━━ RECORDED INFORMATION ━━

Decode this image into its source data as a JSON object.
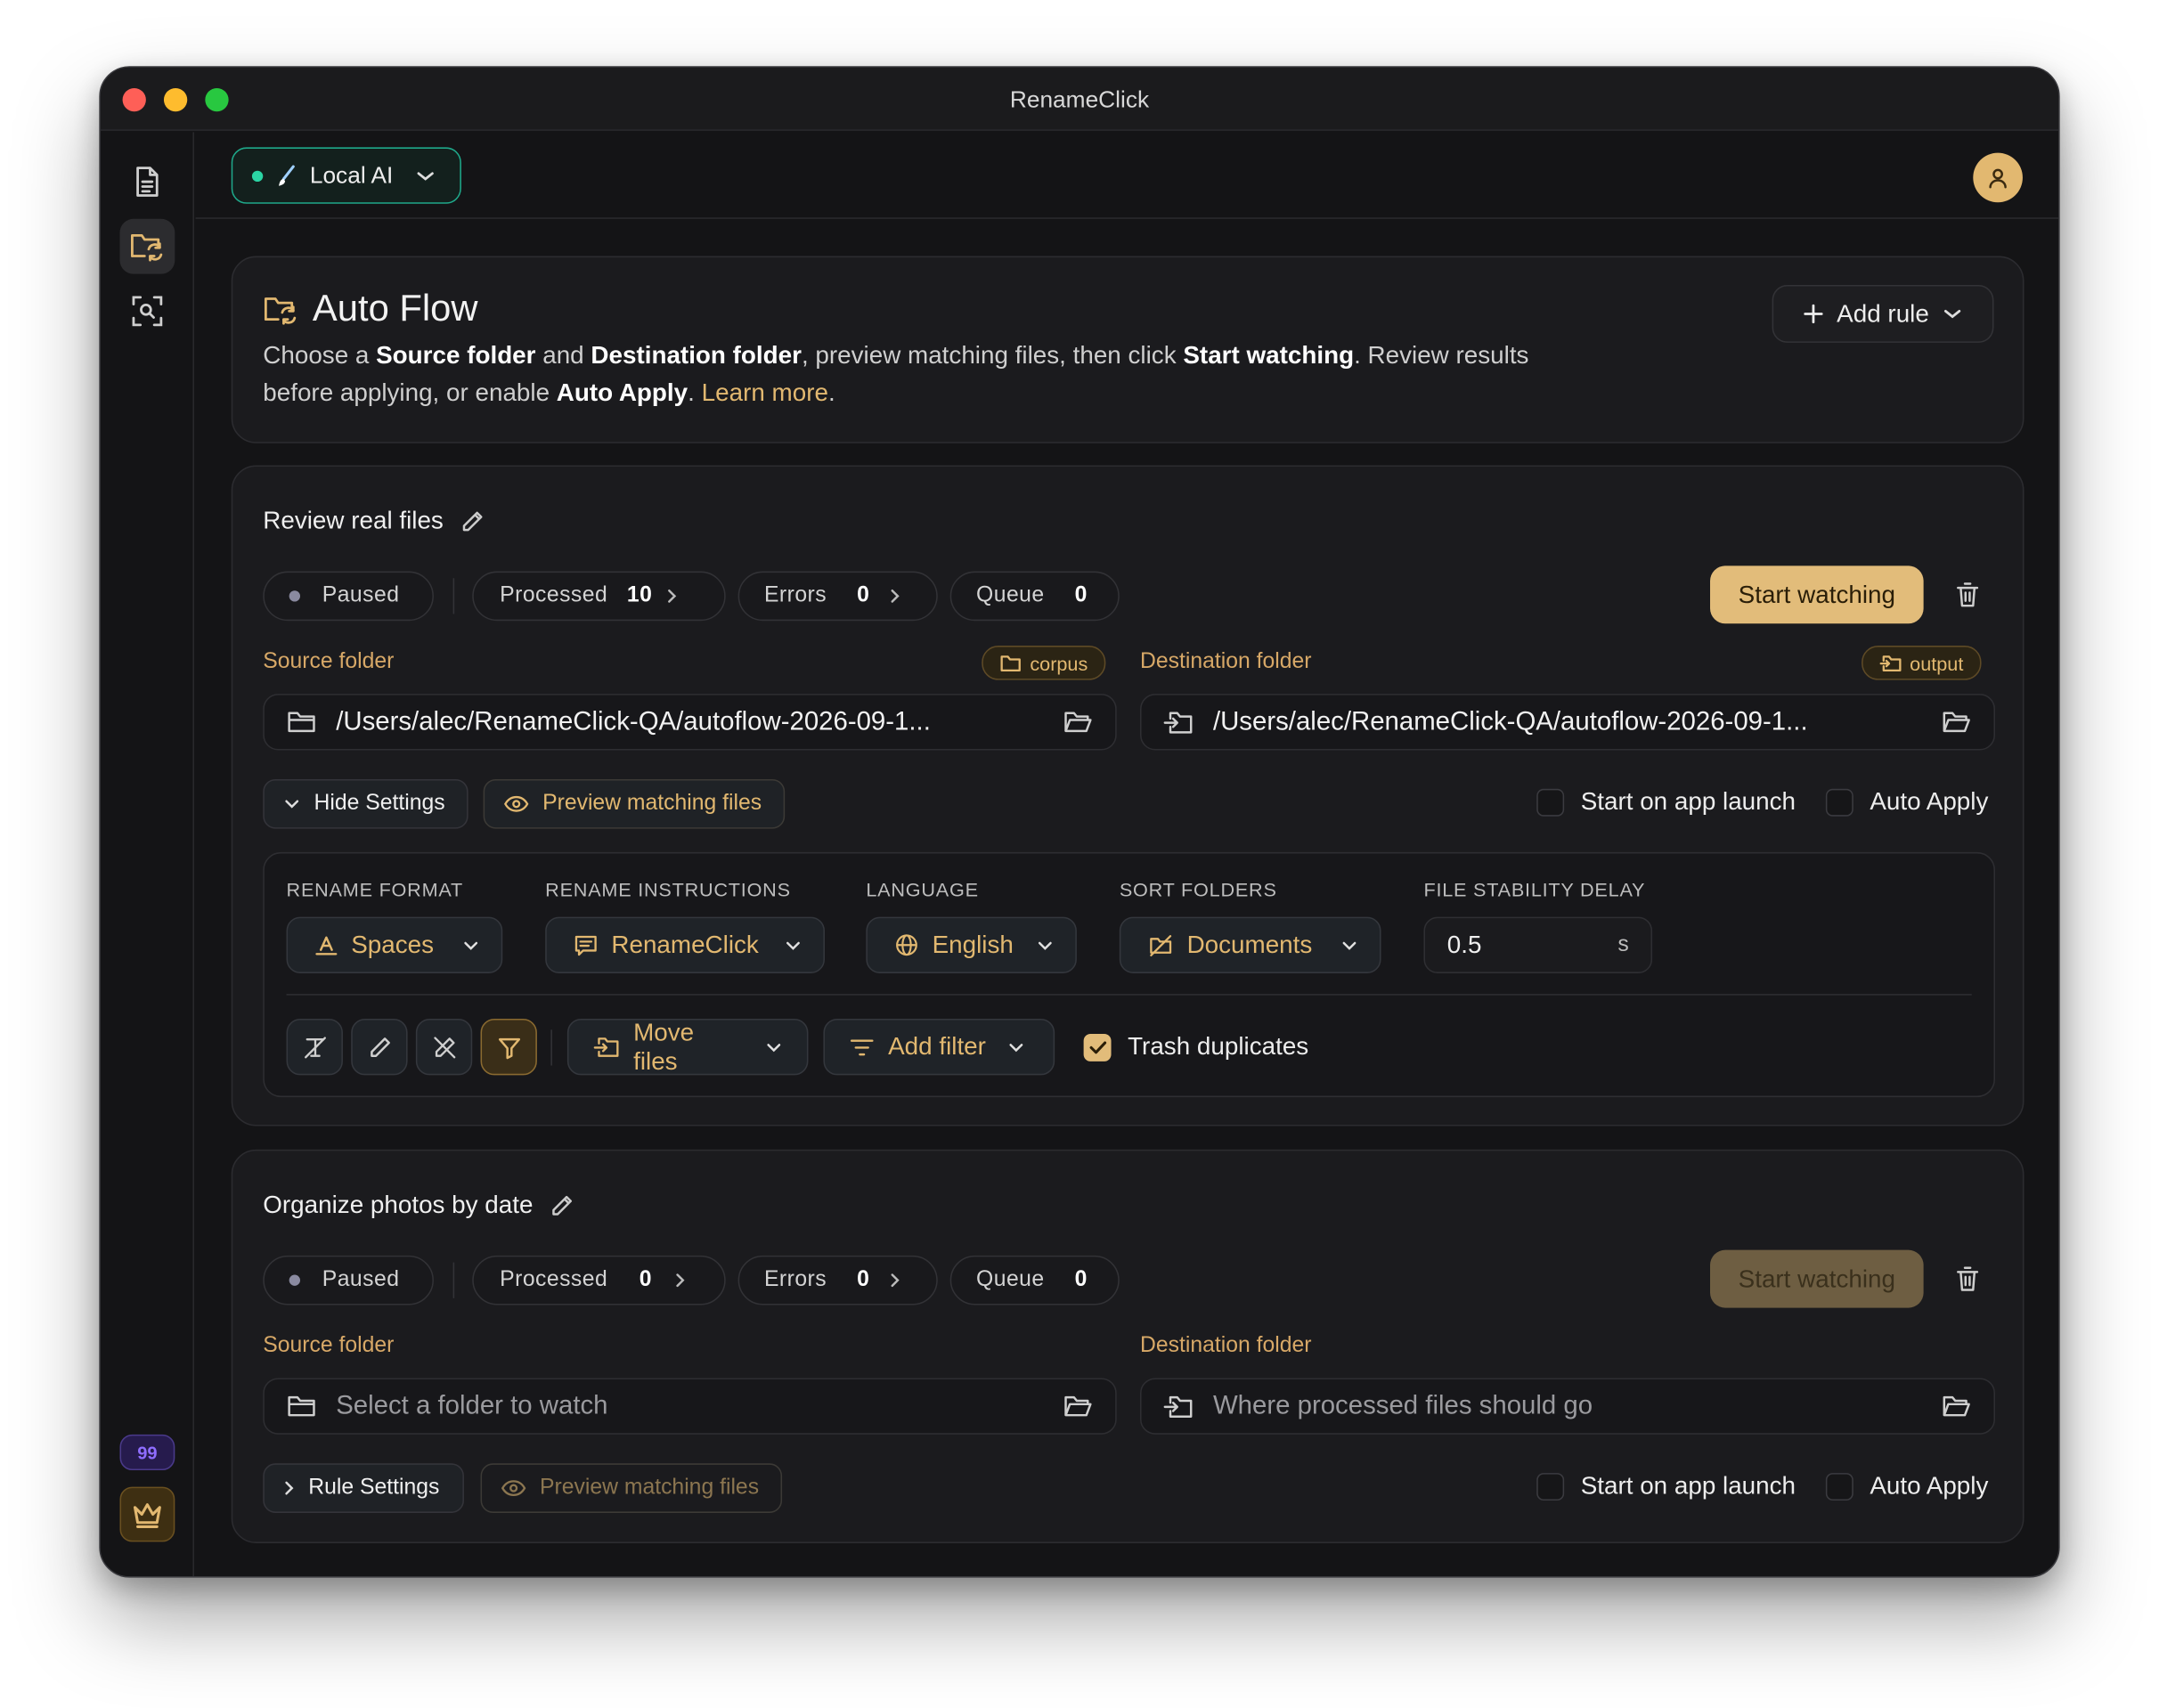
{
  "window": {
    "title": "RenameClick"
  },
  "topbar": {
    "model_label": "Local AI"
  },
  "sidebar": {
    "items": [
      {
        "icon": "document-icon"
      },
      {
        "icon": "folder-sync-icon",
        "active": true
      },
      {
        "icon": "scan-search-icon"
      }
    ],
    "badge": "99"
  },
  "intro": {
    "title": "Auto Flow",
    "desc": {
      "t1": "Choose a ",
      "b1": "Source folder",
      "t2": " and ",
      "b2": "Destination folder",
      "t3": ", preview matching files, then click ",
      "b3": "Start watching",
      "t4": ". Review results before applying, or enable ",
      "b4": "Auto Apply",
      "t5": ". ",
      "link": "Learn more",
      "t6": "."
    },
    "add_rule_label": "Add rule"
  },
  "rules": [
    {
      "name": "Review real files",
      "status": "Paused",
      "processed_label": "Processed",
      "processed": "10",
      "errors_label": "Errors",
      "errors": "0",
      "queue_label": "Queue",
      "queue": "0",
      "start_label": "Start watching",
      "source_label": "Source folder",
      "source_tag": "corpus",
      "source_path": "/Users/alec/RenameClick-QA/autoflow-2026-09-1...",
      "dest_label": "Destination folder",
      "dest_tag": "output",
      "dest_path": "/Users/alec/RenameClick-QA/autoflow-2026-09-1...",
      "settings_toggle": "Hide Settings",
      "preview_label": "Preview matching files",
      "start_on_launch": "Start on app launch",
      "auto_apply": "Auto Apply",
      "settings": {
        "format_label": "RENAME FORMAT",
        "format": "Spaces",
        "instructions_label": "RENAME INSTRUCTIONS",
        "instructions": "RenameClick",
        "language_label": "LANGUAGE",
        "language": "English",
        "sort_label": "SORT FOLDERS",
        "sort": "Documents",
        "delay_label": "FILE STABILITY DELAY",
        "delay": "0.5",
        "delay_unit": "s",
        "move_label": "Move files",
        "filter_label": "Add filter",
        "trash_label": "Trash duplicates",
        "trash_checked": true
      }
    },
    {
      "name": "Organize photos by date",
      "status": "Paused",
      "processed_label": "Processed",
      "processed": "0",
      "errors_label": "Errors",
      "errors": "0",
      "queue_label": "Queue",
      "queue": "0",
      "start_label": "Start watching",
      "source_label": "Source folder",
      "source_placeholder": "Select a folder to watch",
      "dest_label": "Destination folder",
      "dest_placeholder": "Where processed files should go",
      "settings_toggle": "Rule Settings",
      "preview_label": "Preview matching files",
      "start_on_launch": "Start on app launch",
      "auto_apply": "Auto Apply"
    }
  ],
  "colors": {
    "accent": "#e2bc7a",
    "online": "#2bd4a4",
    "background": "#141416",
    "card": "#1b1b1e"
  }
}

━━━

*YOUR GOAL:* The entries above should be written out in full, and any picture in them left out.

*COMPLETED TASK:*
Decode this image into its source data as a JSON object.
{
  "window": {
    "title": "RenameClick"
  },
  "topbar": {
    "model_label": "Local AI"
  },
  "sidebar": {
    "items": [
      {
        "icon": "document-icon"
      },
      {
        "icon": "folder-sync-icon",
        "active": true
      },
      {
        "icon": "scan-search-icon"
      }
    ],
    "badge": "99"
  },
  "intro": {
    "title": "Auto Flow",
    "desc": {
      "t1": "Choose a ",
      "b1": "Source folder",
      "t2": " and ",
      "b2": "Destination folder",
      "t3": ", preview matching files, then click ",
      "b3": "Start watching",
      "t4": ". Review results before applying, or enable ",
      "b4": "Auto Apply",
      "t5": ". ",
      "link": "Learn more",
      "t6": "."
    },
    "add_rule_label": "Add rule"
  },
  "rules": [
    {
      "name": "Review real files",
      "status": "Paused",
      "processed_label": "Processed",
      "processed": "10",
      "errors_label": "Errors",
      "errors": "0",
      "queue_label": "Queue",
      "queue": "0",
      "start_label": "Start watching",
      "source_label": "Source folder",
      "source_tag": "corpus",
      "source_path": "/Users/alec/RenameClick-QA/autoflow-2026-09-1...",
      "dest_label": "Destination folder",
      "dest_tag": "output",
      "dest_path": "/Users/alec/RenameClick-QA/autoflow-2026-09-1...",
      "settings_toggle": "Hide Settings",
      "preview_label": "Preview matching files",
      "start_on_launch": "Start on app launch",
      "auto_apply": "Auto Apply",
      "settings": {
        "format_label": "RENAME FORMAT",
        "format": "Spaces",
        "instructions_label": "RENAME INSTRUCTIONS",
        "instructions": "RenameClick",
        "language_label": "LANGUAGE",
        "language": "English",
        "sort_label": "SORT FOLDERS",
        "sort": "Documents",
        "delay_label": "FILE STABILITY DELAY",
        "delay": "0.5",
        "delay_unit": "s",
        "move_label": "Move files",
        "filter_label": "Add filter",
        "trash_label": "Trash duplicates",
        "trash_checked": true
      }
    },
    {
      "name": "Organize photos by date",
      "status": "Paused",
      "processed_label": "Processed",
      "processed": "0",
      "errors_label": "Errors",
      "errors": "0",
      "queue_label": "Queue",
      "queue": "0",
      "start_label": "Start watching",
      "source_label": "Source folder",
      "source_placeholder": "Select a folder to watch",
      "dest_label": "Destination folder",
      "dest_placeholder": "Where processed files should go",
      "settings_toggle": "Rule Settings",
      "preview_label": "Preview matching files",
      "start_on_launch": "Start on app launch",
      "auto_apply": "Auto Apply"
    }
  ],
  "colors": {
    "accent": "#e2bc7a",
    "online": "#2bd4a4",
    "background": "#141416",
    "card": "#1b1b1e"
  }
}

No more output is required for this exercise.